We welcomed on board a major new corporate partner, The Page Group, which is aiming to raise a colossal £200,000 by covering 200,000 miles in creative ways. The Iceland Foods Charitable Foundation also committed to supporting us for a third year, bringing further major investment into Alzheimer’s disease research.
Explore the world of research
We launched the first ever virtual lab tour designed to help the public understand how new dementia treatments are developed. The Lab has received praise for its innovative approach to introducing the research process to the masses and for its unique design.

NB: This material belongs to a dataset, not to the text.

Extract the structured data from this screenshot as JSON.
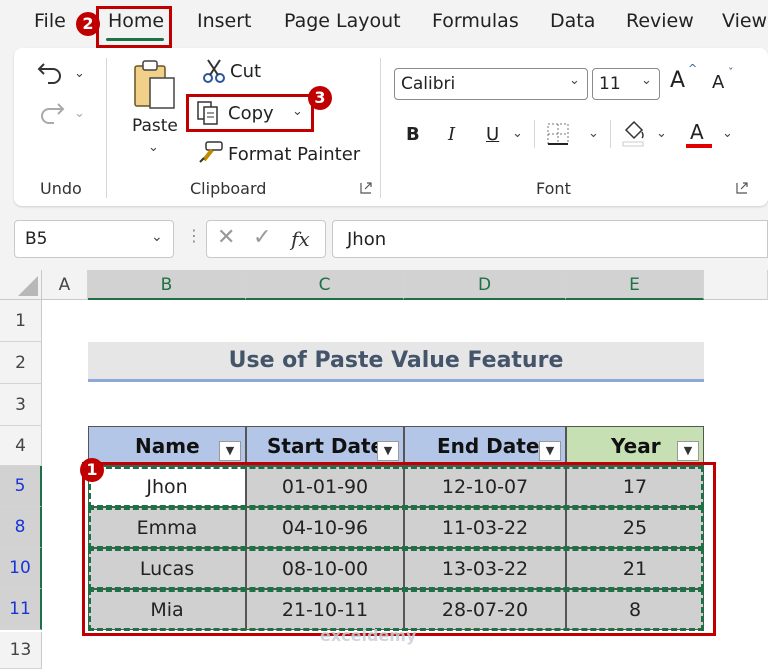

At a high profile launch as part of the Global Action Against Dementia legacy event in London, we launched Defeat Dementia – a fundraising campaign aiming to raise £100m over five years to power transformational dementia research. The campaign, which won the backing of the Prime Minister, features a number of new world-first research initiatives designed to drive academic discovery more quickly into benefits for people with dementia.
Alzheimer’s in a dish
As part of our Defeat Dementia campaign, we launched the Stem Cell Research Centre, a collaboration between Oxford University and UCL. The pioneering research centre receives skin cells donated by people with Alzheimer’s disease, which are reprogrammed into stem cells which have the ability to become any other cell type. In the Research Centre’s case, the cells are transformed in nerve cells, creating a cell model of Alzheimer’s disease in a Petri dish. This amazing science allows us to test new treatment approaches for the disease and zero in on promising new molecules. The project has benefited from generous funding from the Alborada Trust.
The Defeat Dementia campaign will fund some of the biggest ideas in dementia research worldwide. As well as our new Stem Cell Research Centre, we are also making progress with the Dementia Consortium, which unites the pharmaceutical industry with the most promising drug discovery leads from the academic sector. During 2014, we developed a network of Drug Discovery Institutes to commit dedicated scientific teams to cracking the code for new treatments, and we drew up plans for increased investment in promising clinical trials and prevention work.